Hanoi, Northern Vietnam.

Hanoi is noisy, crowded and polluted. There's not a lot to do there though it is quite pleasant to wander around the lake and buildings of the Old Quarter. You do get harrangued by people hawking cheap (photocopied) LP guides, novels, histories, maps and postcards. They are pretty persistent and it can be a bit trying. The hard sell there is the most intense I've encountered anywhere.

Below Right: Army Museum, Hanoi


The strange looking tower with a flag on top of it turned out to be the Army Museum.. Proudly displayed is some wreckage from downed American planes as well as sundry articles of Chinese and Soviet weaponry. The pride in having outlasted the Americans in the conflict they call "The American War" is quite evident if not laid on thick. New Zealand and Australia, among other countries, also sent troops, though in general they operated independently of the Americans. It seems that they considered the US forces to be prepared to take more risks and suffer more losses than what they considered acceptable.

army museum

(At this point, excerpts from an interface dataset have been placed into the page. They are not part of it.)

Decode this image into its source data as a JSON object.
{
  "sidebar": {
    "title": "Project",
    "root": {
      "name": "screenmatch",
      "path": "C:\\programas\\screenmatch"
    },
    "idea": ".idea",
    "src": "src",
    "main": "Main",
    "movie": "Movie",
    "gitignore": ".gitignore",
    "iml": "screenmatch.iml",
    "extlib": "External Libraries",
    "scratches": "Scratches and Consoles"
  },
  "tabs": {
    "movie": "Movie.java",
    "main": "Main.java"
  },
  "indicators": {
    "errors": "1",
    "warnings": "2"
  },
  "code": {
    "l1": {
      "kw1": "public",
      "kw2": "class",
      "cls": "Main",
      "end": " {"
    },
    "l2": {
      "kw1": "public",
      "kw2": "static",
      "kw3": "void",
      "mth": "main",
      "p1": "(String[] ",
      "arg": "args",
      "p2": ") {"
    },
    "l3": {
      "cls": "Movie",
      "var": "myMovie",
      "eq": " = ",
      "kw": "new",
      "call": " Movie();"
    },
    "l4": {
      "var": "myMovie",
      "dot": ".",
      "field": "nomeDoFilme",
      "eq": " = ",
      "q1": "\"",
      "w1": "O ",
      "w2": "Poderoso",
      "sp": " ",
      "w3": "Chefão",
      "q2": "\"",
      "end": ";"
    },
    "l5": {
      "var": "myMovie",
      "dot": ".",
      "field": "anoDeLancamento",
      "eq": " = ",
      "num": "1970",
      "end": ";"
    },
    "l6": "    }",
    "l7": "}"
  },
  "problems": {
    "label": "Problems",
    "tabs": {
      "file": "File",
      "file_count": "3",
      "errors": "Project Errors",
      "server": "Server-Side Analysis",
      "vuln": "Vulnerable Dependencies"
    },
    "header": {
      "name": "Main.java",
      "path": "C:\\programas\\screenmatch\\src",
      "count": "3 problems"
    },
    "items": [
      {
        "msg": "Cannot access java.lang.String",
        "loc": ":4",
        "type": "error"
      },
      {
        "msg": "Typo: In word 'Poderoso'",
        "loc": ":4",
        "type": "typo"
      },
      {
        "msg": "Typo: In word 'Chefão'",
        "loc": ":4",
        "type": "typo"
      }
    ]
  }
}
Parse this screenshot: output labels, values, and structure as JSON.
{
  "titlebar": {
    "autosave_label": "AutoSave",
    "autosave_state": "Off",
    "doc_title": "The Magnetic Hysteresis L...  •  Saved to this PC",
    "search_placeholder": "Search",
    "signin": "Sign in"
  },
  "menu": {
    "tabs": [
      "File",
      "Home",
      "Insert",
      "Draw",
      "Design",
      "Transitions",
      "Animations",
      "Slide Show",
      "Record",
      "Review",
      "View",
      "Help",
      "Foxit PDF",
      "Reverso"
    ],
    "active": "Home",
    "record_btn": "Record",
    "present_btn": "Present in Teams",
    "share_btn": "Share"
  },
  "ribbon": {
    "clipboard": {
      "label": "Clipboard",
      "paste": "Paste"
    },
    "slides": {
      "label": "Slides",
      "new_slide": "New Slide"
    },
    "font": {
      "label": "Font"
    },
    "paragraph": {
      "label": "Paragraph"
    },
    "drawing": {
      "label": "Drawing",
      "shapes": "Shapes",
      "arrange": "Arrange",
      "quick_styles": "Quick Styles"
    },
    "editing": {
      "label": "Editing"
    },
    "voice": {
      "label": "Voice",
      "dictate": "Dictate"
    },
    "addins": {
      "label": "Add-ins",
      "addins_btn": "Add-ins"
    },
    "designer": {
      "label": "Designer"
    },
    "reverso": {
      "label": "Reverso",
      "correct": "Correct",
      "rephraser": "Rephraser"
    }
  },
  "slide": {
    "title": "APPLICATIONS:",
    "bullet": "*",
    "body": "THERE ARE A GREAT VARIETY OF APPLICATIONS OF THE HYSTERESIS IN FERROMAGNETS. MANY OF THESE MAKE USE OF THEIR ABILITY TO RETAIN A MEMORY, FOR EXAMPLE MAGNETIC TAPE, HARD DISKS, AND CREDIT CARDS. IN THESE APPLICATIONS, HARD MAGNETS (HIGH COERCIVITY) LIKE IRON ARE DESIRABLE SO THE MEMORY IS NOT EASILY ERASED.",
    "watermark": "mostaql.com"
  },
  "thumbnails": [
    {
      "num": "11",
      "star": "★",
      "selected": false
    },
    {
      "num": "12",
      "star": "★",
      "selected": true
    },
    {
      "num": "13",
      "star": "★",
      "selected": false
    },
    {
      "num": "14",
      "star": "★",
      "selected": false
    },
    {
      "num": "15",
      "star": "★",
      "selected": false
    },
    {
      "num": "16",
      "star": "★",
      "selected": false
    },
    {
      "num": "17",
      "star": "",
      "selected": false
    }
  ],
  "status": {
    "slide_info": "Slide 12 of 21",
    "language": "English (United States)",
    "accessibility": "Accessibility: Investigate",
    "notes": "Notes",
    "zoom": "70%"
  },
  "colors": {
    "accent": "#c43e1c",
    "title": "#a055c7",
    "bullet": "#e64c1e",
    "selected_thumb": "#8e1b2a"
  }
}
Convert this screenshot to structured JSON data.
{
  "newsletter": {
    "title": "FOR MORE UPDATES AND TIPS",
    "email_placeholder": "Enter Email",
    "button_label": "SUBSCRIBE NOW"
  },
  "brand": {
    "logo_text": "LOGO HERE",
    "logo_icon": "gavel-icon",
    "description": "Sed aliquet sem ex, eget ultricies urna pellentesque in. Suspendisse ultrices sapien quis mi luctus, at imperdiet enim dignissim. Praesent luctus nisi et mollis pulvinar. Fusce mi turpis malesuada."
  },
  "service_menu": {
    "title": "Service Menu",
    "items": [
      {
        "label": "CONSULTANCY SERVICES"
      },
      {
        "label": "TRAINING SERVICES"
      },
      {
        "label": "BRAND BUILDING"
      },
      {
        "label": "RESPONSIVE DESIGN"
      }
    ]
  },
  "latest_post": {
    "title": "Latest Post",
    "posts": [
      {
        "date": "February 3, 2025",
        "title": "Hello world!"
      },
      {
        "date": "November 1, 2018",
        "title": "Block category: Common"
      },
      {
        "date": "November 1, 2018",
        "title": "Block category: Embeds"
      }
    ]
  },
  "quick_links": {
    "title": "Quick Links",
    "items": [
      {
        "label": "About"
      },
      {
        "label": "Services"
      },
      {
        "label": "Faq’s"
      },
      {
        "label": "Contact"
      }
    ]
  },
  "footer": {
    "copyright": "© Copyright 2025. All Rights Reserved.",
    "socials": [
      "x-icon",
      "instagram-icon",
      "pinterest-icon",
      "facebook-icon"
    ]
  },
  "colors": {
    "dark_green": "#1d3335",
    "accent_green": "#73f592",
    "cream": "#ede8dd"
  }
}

America does at times appear over eager to sacrifice her sons on foreign fields (jungles, deserts). It is clear that little was ultimately achieved by their efforts in Vietnam at least. (Hard to write a Vietnam report without indulging in a spot of America bashing in the process eh?)

While in Hanoi I also visited Ho Chi Minh's Mausoleum. Embalming ex-communist dictators seems to have been all the rage in the 20th century (Mao, Lenin, Stalin) and Ho Chi Minh is no exception. Respectful dress and demeanour is required at all times. You are politely requested not to take guns or explosives into the mausoleum. Fortunately I'd left all mine ack at the hotel. Uncle Ho looked pretty good, for a thirty year old corpse. Castro may have it coming.....